Fran Abrams’ poems have been published online and in print in Cathexis-Northwest Press, The American Journal of Poetry, MacQueen’s Quinterly, Delmarva Review, The Raven’s Perch, Gargoyle, and many other journals, as well as in over a dozen anthologies. In December 2021, she won the Washington Writers Publishing House Winter Poetry Prize. Her autobiographical book of poems, titled I Rode the Second Wave: A Feminist Memoir, was released in November 2022. Her chapbook, The Poet Who Loves Pythagoras, was released in early April 2023. She read at the Kensington, MD, Day of the Book Festival in April 2023 and will read at the Gaithersburg, MD, Book Festival in May 2023. Please visit franabramspoetry.com for details.
Tell us the story of your book’s title. Was it easy to find, or did it take forever?
During the months I spent writing the poems in this collection, it was titled “A Life in Context.” I realized that those words did not say in the context of what. The phrase “the second wave” was constantly on my mind as I wrote and the last poem in the book ended up being titled I Rode the Second Wave of Feminism. After completing that poem, I realized I had found my book title and it became I Rode the Second Wave: A Feminist Memoir.
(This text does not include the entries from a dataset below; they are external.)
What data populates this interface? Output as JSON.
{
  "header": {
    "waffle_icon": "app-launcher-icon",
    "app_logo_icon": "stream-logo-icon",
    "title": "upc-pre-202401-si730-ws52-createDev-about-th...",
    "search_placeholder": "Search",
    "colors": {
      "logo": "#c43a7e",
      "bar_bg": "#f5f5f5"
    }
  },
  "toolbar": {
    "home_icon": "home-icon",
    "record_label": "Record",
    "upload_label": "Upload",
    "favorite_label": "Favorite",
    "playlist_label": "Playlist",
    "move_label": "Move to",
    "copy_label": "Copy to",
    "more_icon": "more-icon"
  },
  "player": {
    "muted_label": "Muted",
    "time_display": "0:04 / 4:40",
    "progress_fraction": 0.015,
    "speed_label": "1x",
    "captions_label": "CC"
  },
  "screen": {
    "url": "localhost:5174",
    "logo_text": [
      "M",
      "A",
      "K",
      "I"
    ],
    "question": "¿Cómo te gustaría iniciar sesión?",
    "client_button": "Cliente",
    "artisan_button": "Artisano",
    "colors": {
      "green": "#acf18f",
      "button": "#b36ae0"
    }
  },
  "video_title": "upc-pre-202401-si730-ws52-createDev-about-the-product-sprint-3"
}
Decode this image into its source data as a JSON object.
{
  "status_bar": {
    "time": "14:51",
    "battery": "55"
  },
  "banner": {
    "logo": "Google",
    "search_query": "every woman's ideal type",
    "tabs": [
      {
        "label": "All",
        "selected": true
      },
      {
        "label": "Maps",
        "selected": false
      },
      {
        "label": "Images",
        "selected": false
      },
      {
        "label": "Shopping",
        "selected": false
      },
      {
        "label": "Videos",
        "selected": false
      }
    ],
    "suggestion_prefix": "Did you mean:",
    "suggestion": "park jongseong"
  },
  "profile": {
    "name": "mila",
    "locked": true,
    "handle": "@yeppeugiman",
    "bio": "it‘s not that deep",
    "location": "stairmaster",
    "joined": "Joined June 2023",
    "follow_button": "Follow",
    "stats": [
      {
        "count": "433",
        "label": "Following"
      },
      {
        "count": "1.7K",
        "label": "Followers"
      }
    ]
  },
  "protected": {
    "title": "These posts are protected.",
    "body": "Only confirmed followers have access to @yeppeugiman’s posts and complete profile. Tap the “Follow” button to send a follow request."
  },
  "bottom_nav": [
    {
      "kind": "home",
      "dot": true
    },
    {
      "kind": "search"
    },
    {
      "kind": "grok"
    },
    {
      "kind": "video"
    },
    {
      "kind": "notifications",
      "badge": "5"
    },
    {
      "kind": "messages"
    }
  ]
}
How did it feel when you first saw your book cover? Or when you first held your book in your hands?
When I saw my book cover, I admit I cried with joy. The cover designer brought to life what I was thinking about in my head. I was thrilled that he had made it even better than I dreamed. And I was even more excited when I had the book in my hands.
Who/what made you want to write? Was there a particular person, or particular writers/works/art forms that influenced you?
This book is a memoir based on my life. For many years, random people told me I had such an interesting life that I should write about it. But I didn’t feel confident about doing that until I started to learn how to write poetry at the age of 73. I have been studying and writing poetry ever since. It was the experience of writing poetry that convinced me I could and should write about my life. I grew up in the 1950s when most women were expected to be homemakers and by the 1970s I had become a woman with a career, a marriage, and children. This book was published when I was 78.
What other professions have you worked in? What’s something about you that your readers wouldn’t know?
My background and training is in art, architecture, and urban planning. I retired in 2010 from my professional career as a nonprofit administrator and became a visual artist. I showed my work regularly in galleries in the D.C. Metro area.
What was the most rewarding/meaningful part of publishing your book?
Showing my artwork was rewarding, but the only people who saw my work were those who attended an exhibit where it was shown. It is so rewarding to think of all the people who are reading my words even if they live nowhere near me. And it is rewarding to think that they may learn a bit about women’s history and the barriers that women have overcome to obtain careers.
If your book had a soundtrack, what are some songs that would be on it?
Rock Around the Clock (1954) – Bill Haley
Blueberry Hill (1956) – Fats Domino
Until the Twelfth of Never (1958) – Johnny Mathis
What is one thing you hope readers take away from reading your book? How do you envision your perfect reader?
I hope that readers will understand there is still much work to be done to assure opportunities for women to pursue whatever they want for their lives.
What new writing projects are you currently working on? Or, other projects that are not writing?
My second book, a chapbook titled The Poet Who Loves Pythagoras was just released by Finishing Line Press. I am working on several other poetry chapbooks that I hope to have published in the future.
How was working with Atmosphere Press? What would you tell other writers who want to publish?
My experience working with Atmosphere Press was and continues to be stellar. I feel supported and heard. And my book looks and feels so good, I know I can be very proud of it. I tell other authors that publishing with Atmosphere is a good route to go. The staff at Atmosphere are not only publishing your book, but teaching you the publishing process. It’s a terrific experience.